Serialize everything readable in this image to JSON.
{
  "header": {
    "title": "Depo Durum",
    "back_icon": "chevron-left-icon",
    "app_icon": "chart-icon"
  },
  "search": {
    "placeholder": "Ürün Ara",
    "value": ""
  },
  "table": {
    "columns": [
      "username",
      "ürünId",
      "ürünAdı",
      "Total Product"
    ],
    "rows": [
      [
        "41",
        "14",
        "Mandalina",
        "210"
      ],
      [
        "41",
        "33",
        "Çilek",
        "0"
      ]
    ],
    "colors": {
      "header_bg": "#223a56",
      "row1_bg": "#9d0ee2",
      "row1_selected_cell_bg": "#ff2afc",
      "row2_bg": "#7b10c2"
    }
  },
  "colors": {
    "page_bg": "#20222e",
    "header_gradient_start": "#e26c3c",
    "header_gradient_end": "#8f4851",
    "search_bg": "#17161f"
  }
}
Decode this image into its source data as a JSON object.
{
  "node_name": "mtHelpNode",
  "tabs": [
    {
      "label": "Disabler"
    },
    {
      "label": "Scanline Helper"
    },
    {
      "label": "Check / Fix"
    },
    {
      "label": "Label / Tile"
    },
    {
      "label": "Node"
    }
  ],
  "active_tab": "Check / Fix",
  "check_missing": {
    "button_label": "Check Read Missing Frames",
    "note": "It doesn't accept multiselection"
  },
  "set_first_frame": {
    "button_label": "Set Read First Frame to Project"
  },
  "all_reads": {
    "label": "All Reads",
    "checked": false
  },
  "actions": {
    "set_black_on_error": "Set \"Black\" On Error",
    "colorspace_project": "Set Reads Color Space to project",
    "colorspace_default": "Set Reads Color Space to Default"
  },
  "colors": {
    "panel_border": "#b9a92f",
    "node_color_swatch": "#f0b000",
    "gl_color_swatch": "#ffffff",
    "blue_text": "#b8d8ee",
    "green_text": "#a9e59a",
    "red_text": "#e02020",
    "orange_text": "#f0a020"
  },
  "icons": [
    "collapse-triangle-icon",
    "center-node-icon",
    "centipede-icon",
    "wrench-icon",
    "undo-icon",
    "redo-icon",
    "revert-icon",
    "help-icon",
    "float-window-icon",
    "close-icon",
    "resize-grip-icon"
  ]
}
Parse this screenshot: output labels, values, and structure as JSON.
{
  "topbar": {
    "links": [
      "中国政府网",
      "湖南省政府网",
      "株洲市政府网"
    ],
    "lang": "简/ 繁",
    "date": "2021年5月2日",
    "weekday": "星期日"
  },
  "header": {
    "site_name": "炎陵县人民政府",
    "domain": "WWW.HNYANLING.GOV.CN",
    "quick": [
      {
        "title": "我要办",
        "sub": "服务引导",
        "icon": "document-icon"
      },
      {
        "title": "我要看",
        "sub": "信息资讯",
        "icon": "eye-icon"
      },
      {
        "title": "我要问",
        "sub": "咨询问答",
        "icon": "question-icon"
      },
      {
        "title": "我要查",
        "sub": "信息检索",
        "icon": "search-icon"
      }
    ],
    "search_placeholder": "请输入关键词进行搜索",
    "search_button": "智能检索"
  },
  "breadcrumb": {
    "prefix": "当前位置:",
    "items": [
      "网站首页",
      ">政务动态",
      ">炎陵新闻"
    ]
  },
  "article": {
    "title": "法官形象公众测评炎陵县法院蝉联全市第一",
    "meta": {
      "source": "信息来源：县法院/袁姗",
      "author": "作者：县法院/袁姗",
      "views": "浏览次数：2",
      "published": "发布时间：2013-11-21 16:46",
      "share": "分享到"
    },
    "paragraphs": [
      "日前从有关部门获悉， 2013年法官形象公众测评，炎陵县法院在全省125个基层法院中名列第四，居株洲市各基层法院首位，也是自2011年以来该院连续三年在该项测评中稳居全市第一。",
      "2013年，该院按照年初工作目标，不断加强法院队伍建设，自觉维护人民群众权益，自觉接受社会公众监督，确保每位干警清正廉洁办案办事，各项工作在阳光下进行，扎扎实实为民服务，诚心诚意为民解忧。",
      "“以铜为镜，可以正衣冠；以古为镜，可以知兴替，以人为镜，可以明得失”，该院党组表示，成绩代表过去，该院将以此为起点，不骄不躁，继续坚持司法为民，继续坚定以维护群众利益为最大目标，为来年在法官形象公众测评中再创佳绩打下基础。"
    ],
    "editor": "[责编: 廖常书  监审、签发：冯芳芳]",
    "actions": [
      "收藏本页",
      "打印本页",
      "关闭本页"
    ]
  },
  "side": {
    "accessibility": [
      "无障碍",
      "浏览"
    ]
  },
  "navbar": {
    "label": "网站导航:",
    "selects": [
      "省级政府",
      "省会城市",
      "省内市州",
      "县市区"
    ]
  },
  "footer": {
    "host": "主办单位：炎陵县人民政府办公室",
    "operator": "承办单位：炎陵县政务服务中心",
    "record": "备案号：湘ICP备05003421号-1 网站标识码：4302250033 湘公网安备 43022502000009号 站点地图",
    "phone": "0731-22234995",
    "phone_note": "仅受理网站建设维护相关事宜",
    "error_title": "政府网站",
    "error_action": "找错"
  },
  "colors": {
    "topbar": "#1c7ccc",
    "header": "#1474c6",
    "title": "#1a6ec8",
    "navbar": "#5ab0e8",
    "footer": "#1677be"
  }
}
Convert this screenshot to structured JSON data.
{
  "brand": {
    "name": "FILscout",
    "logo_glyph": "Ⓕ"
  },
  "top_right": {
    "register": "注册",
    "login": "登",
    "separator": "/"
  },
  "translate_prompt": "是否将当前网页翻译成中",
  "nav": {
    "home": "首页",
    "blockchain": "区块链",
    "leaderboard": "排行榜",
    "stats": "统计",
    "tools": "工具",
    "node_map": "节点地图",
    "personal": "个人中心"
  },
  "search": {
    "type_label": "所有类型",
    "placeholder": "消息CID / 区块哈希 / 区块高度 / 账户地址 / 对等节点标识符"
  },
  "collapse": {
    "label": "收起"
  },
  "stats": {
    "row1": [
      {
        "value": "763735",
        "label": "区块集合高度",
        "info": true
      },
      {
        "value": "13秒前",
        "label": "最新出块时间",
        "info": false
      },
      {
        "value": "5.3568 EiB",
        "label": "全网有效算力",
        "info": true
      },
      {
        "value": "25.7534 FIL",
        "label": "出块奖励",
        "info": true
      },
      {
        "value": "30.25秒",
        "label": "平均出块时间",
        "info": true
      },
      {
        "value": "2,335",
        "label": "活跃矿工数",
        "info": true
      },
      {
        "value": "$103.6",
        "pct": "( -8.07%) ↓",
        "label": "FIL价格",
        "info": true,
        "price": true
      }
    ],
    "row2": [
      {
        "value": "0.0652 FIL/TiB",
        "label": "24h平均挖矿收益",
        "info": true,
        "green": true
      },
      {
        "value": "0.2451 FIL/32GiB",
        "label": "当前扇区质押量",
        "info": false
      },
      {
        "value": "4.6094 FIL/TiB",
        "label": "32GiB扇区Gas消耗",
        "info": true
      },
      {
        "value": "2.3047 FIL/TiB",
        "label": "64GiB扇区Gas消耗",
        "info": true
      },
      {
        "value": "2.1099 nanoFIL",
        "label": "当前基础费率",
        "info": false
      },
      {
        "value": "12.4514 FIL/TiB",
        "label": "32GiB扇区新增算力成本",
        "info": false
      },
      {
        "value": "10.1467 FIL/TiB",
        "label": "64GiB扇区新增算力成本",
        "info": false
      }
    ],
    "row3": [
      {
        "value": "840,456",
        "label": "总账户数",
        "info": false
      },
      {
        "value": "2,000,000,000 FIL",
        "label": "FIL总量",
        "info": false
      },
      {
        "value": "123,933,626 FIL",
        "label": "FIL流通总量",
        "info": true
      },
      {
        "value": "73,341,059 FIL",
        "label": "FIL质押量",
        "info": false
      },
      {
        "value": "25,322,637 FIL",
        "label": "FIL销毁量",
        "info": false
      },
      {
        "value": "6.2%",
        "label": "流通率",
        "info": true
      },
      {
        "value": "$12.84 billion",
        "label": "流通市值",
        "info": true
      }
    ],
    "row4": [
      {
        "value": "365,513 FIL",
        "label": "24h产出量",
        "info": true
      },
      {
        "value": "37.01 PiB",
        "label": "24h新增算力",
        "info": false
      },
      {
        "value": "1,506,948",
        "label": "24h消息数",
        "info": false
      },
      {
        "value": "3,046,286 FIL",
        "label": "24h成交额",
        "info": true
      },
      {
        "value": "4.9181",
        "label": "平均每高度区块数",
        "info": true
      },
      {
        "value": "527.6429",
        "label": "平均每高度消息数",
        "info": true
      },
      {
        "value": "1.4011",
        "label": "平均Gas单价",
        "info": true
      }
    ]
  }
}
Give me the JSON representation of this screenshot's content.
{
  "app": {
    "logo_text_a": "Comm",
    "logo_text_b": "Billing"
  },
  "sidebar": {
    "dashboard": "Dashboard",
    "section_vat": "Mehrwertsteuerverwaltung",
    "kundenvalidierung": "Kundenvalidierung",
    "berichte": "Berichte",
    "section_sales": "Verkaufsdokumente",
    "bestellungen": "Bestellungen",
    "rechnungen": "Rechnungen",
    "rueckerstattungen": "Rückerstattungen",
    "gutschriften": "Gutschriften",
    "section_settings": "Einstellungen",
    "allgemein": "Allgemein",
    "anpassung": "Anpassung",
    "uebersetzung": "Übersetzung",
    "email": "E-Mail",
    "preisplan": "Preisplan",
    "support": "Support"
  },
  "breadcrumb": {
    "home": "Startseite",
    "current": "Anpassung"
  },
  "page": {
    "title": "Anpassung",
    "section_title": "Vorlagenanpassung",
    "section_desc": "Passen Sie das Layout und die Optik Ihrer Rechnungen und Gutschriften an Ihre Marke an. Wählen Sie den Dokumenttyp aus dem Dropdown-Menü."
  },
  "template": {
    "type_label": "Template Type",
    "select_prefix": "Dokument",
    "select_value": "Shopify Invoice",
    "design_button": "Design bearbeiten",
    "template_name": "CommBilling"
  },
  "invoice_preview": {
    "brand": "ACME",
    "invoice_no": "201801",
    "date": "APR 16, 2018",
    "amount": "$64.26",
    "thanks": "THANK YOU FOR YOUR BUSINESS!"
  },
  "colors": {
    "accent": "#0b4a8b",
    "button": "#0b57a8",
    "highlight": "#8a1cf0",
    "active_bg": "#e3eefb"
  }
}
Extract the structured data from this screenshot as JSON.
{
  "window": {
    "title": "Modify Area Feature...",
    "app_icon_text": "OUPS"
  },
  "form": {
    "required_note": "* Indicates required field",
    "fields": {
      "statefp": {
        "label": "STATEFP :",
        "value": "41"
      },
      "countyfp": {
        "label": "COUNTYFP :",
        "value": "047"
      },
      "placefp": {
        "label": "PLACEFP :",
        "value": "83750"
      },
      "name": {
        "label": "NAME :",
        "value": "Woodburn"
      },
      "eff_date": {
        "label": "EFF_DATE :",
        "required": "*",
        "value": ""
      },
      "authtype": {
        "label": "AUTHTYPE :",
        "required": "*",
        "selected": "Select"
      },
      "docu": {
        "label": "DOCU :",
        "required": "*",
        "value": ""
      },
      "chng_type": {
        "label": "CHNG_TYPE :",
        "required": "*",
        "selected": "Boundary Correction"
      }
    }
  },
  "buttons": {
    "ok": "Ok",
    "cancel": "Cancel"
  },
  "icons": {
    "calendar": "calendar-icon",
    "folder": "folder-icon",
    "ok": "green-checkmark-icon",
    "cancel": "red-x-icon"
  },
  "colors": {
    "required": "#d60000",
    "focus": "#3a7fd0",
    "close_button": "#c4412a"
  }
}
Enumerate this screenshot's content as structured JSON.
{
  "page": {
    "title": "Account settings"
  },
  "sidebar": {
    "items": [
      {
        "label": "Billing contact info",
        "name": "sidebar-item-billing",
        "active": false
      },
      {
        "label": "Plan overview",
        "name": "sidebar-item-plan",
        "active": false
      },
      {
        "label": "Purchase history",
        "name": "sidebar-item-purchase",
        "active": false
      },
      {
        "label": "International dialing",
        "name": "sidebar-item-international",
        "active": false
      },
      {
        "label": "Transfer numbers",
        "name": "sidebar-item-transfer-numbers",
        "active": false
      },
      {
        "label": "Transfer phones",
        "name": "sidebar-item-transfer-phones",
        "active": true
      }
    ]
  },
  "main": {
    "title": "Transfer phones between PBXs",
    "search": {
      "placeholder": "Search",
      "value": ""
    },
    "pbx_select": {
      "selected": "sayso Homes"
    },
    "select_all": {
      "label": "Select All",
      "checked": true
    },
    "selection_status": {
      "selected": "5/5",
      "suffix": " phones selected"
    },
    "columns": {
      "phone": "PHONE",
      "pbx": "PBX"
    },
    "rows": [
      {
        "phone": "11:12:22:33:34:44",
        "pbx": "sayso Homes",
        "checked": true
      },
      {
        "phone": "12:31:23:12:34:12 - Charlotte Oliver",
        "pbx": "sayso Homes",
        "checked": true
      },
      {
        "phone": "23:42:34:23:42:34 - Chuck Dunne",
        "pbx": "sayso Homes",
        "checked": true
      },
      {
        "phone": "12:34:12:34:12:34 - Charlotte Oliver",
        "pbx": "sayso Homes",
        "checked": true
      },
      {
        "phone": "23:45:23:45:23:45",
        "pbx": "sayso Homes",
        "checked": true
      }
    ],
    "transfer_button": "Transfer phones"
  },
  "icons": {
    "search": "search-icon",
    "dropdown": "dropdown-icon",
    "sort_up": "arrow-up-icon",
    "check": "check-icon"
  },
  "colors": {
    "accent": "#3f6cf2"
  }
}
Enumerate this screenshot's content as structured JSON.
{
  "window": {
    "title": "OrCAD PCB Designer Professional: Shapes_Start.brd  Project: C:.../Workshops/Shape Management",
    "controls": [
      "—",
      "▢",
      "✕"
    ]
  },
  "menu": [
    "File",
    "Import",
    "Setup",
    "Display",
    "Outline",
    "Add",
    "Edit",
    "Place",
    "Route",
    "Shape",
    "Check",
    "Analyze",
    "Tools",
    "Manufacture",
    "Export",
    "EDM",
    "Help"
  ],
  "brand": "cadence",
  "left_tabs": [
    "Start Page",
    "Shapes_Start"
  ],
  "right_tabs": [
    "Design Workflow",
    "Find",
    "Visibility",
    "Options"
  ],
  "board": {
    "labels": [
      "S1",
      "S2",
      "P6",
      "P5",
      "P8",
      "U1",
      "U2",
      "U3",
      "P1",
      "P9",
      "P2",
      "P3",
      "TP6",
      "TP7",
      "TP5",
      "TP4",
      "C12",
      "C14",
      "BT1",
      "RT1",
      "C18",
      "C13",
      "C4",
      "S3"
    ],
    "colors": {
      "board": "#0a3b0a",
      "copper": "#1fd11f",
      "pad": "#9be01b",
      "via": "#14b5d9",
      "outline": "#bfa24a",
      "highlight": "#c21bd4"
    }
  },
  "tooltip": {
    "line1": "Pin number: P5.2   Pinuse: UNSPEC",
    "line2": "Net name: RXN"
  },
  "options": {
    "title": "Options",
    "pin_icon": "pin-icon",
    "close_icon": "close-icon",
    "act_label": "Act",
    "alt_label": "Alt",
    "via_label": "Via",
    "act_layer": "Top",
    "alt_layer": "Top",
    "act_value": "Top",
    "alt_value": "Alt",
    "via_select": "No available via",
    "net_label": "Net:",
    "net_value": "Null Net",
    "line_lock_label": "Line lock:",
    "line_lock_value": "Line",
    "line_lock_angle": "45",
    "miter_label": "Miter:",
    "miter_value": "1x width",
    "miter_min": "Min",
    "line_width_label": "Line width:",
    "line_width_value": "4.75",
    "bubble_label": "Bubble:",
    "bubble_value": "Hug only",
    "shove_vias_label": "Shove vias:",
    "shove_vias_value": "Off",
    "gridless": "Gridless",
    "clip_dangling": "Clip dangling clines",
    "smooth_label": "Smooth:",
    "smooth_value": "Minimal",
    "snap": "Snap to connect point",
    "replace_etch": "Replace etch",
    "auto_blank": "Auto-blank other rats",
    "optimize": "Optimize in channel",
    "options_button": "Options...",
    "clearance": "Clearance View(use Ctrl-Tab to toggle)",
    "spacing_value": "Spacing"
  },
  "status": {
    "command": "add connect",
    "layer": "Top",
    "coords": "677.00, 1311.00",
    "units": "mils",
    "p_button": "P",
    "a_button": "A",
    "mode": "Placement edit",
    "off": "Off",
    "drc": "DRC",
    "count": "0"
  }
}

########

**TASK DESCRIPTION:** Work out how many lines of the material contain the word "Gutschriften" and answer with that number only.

**WRITTEN RESPONSE:** 2